If a record below holds a picture, drop the picture and restate everything else word for word.
####
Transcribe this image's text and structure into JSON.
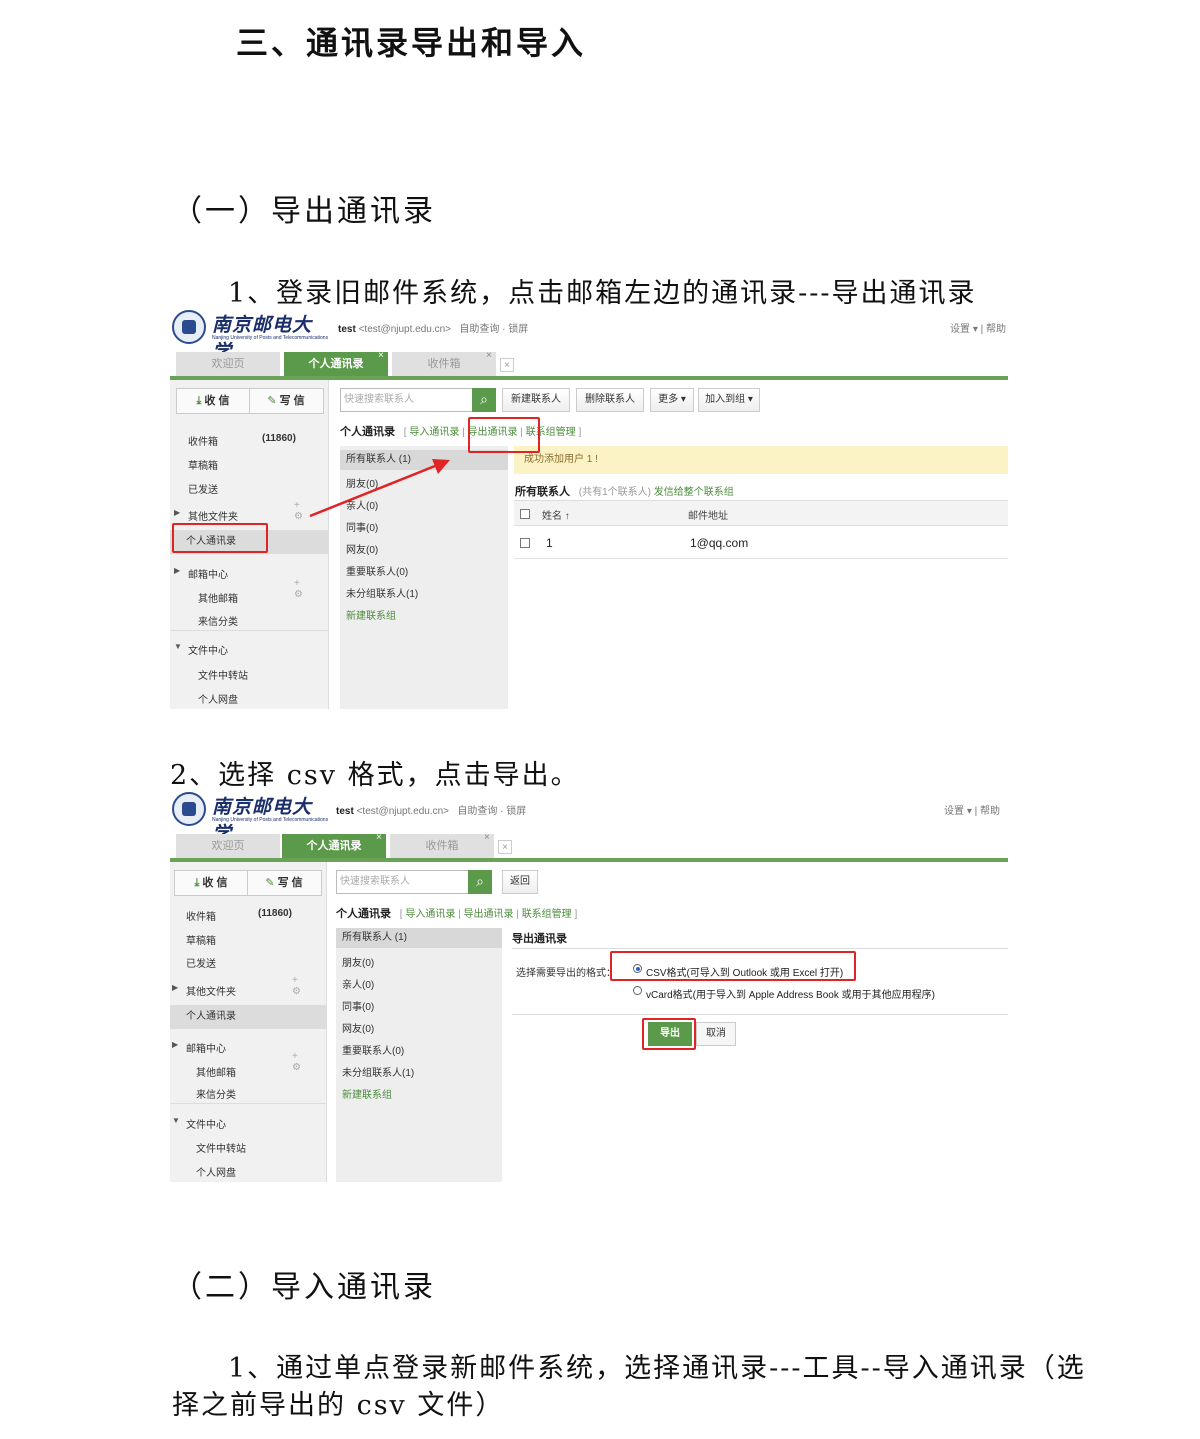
{
  "doc": {
    "section3_title": "三、通讯录导出和导入",
    "part1_heading": "（一）导出通讯录",
    "step1_text": "1、登录旧邮件系统，点击邮箱左边的通讯录---导出通讯录",
    "step2_text": "2、选择 csv 格式，点击导出。",
    "part2_heading": "（二）导入通讯录",
    "import_step1_line1": "1、通过单点登录新邮件系统，选择通讯录---工具--导入通讯录（选",
    "import_step1_line2": "择之前导出的 csv 文件）"
  },
  "mail": {
    "logo_cn": "南京邮电大学",
    "logo_en": "Nanjing University of Posts and Telecommunications",
    "user_name": "test",
    "user_email": "<test@njupt.edu.cn>",
    "user_links": "自助查询 · 锁屏",
    "top_right": "设置 ▾ | 帮助",
    "tabs": [
      "欢迎页",
      "个人通讯录",
      "收件箱"
    ],
    "tab_close": "×",
    "btn_receive": "收 信",
    "btn_write": "写 信",
    "sidebar": {
      "inbox": "收件箱",
      "inbox_count": "(11860)",
      "drafts": "草稿箱",
      "sent": "已发送",
      "other_folders": "其他文件夹",
      "contacts": "个人通讯录",
      "mail_center": "邮箱中心",
      "other_mailbox": "其他邮箱",
      "sort_incoming": "来信分类",
      "file_center": "文件中心",
      "file_transfer": "文件中转站",
      "netdisk": "个人网盘",
      "ctrl": "+ ⚙"
    },
    "search_placeholder": "快速搜索联系人",
    "toolbar1": [
      "新建联系人",
      "删除联系人",
      "更多 ▾",
      "加入到组 ▾"
    ],
    "back_btn": "返回",
    "crumbs": {
      "title": "个人通讯录",
      "open": "[",
      "import": "导入通讯录",
      "sep": "|",
      "export": "导出通讯录",
      "manage": "联系组管理",
      "close": "]"
    },
    "groups": [
      "所有联系人 (1)",
      "朋友(0)",
      "亲人(0)",
      "同事(0)",
      "网友(0)",
      "重要联系人(0)",
      "未分组联系人(1)",
      "新建联系组"
    ],
    "notice": "成功添加用户 1 !",
    "list_title": "所有联系人",
    "list_count": "(共有1个联系人)",
    "list_link": "发信给整个联系组",
    "col_name": "姓名 ↑",
    "col_email": "邮件地址",
    "contact_name": "1",
    "contact_email": "1@qq.com",
    "export_title": "导出通讯录",
    "export_label": "选择需要导出的格式：",
    "opt_csv": "CSV格式(可导入到 Outlook 或用 Excel 打开)",
    "opt_vcard": "vCard格式(用于导入到 Apple Address Book 或用于其他应用程序)",
    "btn_export": "导出",
    "btn_cancel": "取消"
  },
  "colors": {
    "accent_green": "#5b9a4a",
    "highlight_red": "#e02424",
    "notice_yellow": "#fbf3c6"
  }
}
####
■ **TASK RESULT**:
Transcribe this image's text and structure into JSON.
{
  "doc": {
    "section3_title": "三、通讯录导出和导入",
    "part1_heading": "（一）导出通讯录",
    "step1_text": "1、登录旧邮件系统，点击邮箱左边的通讯录---导出通讯录",
    "step2_text": "2、选择 csv 格式，点击导出。",
    "part2_heading": "（二）导入通讯录",
    "import_step1_line1": "1、通过单点登录新邮件系统，选择通讯录---工具--导入通讯录（选",
    "import_step1_line2": "择之前导出的 csv 文件）"
  },
  "mail": {
    "logo_cn": "南京邮电大学",
    "logo_en": "Nanjing University of Posts and Telecommunications",
    "user_name": "test",
    "user_email": "<test@njupt.edu.cn>",
    "user_links": "自助查询 · 锁屏",
    "top_right": "设置 ▾ | 帮助",
    "tabs": [
      "欢迎页",
      "个人通讯录",
      "收件箱"
    ],
    "tab_close": "×",
    "btn_receive": "收 信",
    "btn_write": "写 信",
    "sidebar": {
      "inbox": "收件箱",
      "inbox_count": "(11860)",
      "drafts": "草稿箱",
      "sent": "已发送",
      "other_folders": "其他文件夹",
      "contacts": "个人通讯录",
      "mail_center": "邮箱中心",
      "other_mailbox": "其他邮箱",
      "sort_incoming": "来信分类",
      "file_center": "文件中心",
      "file_transfer": "文件中转站",
      "netdisk": "个人网盘",
      "ctrl": "+ ⚙"
    },
    "search_placeholder": "快速搜索联系人",
    "toolbar1": [
      "新建联系人",
      "删除联系人",
      "更多 ▾",
      "加入到组 ▾"
    ],
    "back_btn": "返回",
    "crumbs": {
      "title": "个人通讯录",
      "open": "[",
      "import": "导入通讯录",
      "sep": "|",
      "export": "导出通讯录",
      "manage": "联系组管理",
      "close": "]"
    },
    "groups": [
      "所有联系人 (1)",
      "朋友(0)",
      "亲人(0)",
      "同事(0)",
      "网友(0)",
      "重要联系人(0)",
      "未分组联系人(1)",
      "新建联系组"
    ],
    "notice": "成功添加用户 1 !",
    "list_title": "所有联系人",
    "list_count": "(共有1个联系人)",
    "list_link": "发信给整个联系组",
    "col_name": "姓名 ↑",
    "col_email": "邮件地址",
    "contact_name": "1",
    "contact_email": "1@qq.com",
    "export_title": "导出通讯录",
    "export_label": "选择需要导出的格式：",
    "opt_csv": "CSV格式(可导入到 Outlook 或用 Excel 打开)",
    "opt_vcard": "vCard格式(用于导入到 Apple Address Book 或用于其他应用程序)",
    "btn_export": "导出",
    "btn_cancel": "取消"
  },
  "colors": {
    "accent_green": "#5b9a4a",
    "highlight_red": "#e02424",
    "notice_yellow": "#fbf3c6"
  }
}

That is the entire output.